29 March 2016
by Jacob Greber
Morrison refuses to let Labor veto top appointments
Treasurer Scott Morrison is refusing to consult with the opposition over a raft of top economic appointments in the lead-up to a likely election in July, including the promotion to governor of Reserve Bank of Australia deputy Philip Lowe, who has won Labor's backing.
Shadow treasurer Chris Bowen on Monday demanded the government stop naming senior Treasury portfolio positions without consulting the opposition, because the government is now effectively on an election footing.
Describing Labor's calls for a quasi-caretaker approach to appointments as "attention-seeking", Mr Morrison made it clear he would continue making his own decisions according to "normal procedures".
"No election has been called, nor is one formally due until later in the year," he said.
"The issue of a double-dissolution election is contingent on matters in the Senate that have not yet been determined. Labor should not be prejudging these outcomes and the government certainly has not."
More than two dozen Treasury portfolio positions are due to be named between now and the end of the year, including that of Reserve Bank board member John Edwards, who was appointed five years ago by the previous Labor government and whose term expires on July 30. He would normally be given a second term, given historical precedents for board members.
Other positions on the hook include Productivity Commissioner Jonathan Coppel; Takeovers Panel member David Jones; three Commonwealth Grants Commission posts; ASIC member Greg Tanzer; and the chairperson of the Australian Competition Tribunal, currently held by John Mansfield.
The most important government appointment this year will be the next Reserve Bank governor.
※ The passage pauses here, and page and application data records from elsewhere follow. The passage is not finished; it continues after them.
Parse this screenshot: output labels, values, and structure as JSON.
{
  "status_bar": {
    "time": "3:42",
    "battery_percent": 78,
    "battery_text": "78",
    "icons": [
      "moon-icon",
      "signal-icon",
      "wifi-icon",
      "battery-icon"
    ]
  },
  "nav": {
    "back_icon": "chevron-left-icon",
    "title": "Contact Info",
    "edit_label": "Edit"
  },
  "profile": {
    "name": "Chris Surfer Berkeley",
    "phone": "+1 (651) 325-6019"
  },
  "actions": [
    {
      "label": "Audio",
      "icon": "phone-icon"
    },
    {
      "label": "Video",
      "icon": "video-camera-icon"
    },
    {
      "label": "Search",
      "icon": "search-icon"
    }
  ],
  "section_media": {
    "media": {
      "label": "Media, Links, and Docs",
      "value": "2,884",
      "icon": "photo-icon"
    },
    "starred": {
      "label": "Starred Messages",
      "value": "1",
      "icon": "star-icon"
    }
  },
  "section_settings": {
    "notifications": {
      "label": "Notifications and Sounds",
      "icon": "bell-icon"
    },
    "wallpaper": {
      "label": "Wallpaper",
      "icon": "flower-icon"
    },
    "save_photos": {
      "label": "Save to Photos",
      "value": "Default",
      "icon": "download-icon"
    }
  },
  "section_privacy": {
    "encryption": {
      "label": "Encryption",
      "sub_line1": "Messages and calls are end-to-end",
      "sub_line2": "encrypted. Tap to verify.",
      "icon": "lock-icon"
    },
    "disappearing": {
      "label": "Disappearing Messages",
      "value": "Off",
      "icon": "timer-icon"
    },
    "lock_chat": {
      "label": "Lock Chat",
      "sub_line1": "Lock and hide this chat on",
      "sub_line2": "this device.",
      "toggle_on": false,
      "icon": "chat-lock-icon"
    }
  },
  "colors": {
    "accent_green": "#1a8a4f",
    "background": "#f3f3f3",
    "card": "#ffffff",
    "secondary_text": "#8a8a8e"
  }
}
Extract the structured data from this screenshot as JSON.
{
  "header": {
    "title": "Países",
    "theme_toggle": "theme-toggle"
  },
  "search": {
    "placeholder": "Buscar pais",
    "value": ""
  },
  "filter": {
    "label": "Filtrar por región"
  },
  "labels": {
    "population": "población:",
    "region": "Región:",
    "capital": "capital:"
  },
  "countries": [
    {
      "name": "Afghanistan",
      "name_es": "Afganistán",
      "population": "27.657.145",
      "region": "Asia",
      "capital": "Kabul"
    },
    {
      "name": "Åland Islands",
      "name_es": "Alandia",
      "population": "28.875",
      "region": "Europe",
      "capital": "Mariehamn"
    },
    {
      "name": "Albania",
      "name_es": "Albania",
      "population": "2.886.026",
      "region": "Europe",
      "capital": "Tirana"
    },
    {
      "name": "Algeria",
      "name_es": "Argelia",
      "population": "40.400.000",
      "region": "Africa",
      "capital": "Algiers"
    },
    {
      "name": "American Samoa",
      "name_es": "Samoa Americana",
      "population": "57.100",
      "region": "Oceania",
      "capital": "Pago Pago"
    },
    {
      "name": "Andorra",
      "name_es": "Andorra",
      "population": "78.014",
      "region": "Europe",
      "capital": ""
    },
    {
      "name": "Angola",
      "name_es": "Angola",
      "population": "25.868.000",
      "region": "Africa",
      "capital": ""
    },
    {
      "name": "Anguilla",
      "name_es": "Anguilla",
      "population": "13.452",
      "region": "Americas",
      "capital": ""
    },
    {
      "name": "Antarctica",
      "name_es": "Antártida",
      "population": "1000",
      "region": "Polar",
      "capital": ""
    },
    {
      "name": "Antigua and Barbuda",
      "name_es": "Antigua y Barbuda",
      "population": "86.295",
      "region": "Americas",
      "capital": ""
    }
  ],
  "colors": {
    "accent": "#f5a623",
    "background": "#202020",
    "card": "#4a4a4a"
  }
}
Glenn Stevens' term expires in September.
The government hasn't formally approached Labor about the Reserve Bank governorship. But a senior Labor source said the opposition would be amenable to replacing Mr Stevens with Dr Lowe.
Sims reappointment starts row
The appointments row erupted when Mr Bowen slammed as "highly inappropriate" Mr Morrison's decision last week to formally start the reappointment of Rod Sims as chairman of the Australian Competition and Consumer Commission.
Mr Morrison didn't consult Labor on the plan to give Mr Sims another three-year term starting on August 1, which requires majority support from state and territory governments.
Mr Bowen said the August start date will be after the next government is likely to have been sworn in, making it imperative for Mr Morrison to include the opposition in any key appointments.
"It would have been more appropriate for the Treasurer to appoint Mr Sims on an acting basis and therefore allow the substantive appointment to be made in a process involving the incoming treasurer," he said.
Labor wants to be consulted on the position of Australian Securities and Investments Commission chairman, currently held by Greg Medcraft, whose five-year tenure expires on May 12, one day after the last date that Prime Minister Malcolm Turnbull can call a July 2 election.
The call for bipartisan consultation has echoes of the growing battle over a replacement for US Supreme Court justice Antonin Scalia who died suddenly last month. Conservative politicians have demanded President Barack Obama leave the decision to the next president.
The row is also one of the consequences of Prime Minister Malcolm Turnbull's decision last week to nominate July 2 as a likely double-dissolution election.
Shades of 2013
This year won't be the first time that the timing of an election threatens to politicise key appointments. In 2013, then opposition leader Tony Abbott and shadow treasurer Joe Hockey complained that Labor had no right to make appointments after prime mInister Julia Gillard took the unusual step in February of that year of announce a September election.
Two months later, former Treasurer Wayne Swan reappointed Mr Stevens to a second term starting just days after the date nominated by Ms Gillard for the 2013 poll. He also named Wayne Byres as chairman of the Australian Prudential Regulation Authority from mid-2014, more than a year after the announcement was made.
The traditional caretaker convention dictates that governments only stop taking major decisions once parliament is formally dissolved ahead of an election. No such convention has been set for when governments flag elections further afield.
On the reappointment of Mr Sims, Mr Morrison said on Monday that the government initiated a well-established process of consultation with states and territories to ensure continuity at the ACCC.
"If Labor are opposed to Mr Sims' appointment because of his support for the government's decision to strengthen the misuse of market power rules, which they oppose, they should just say so," he said.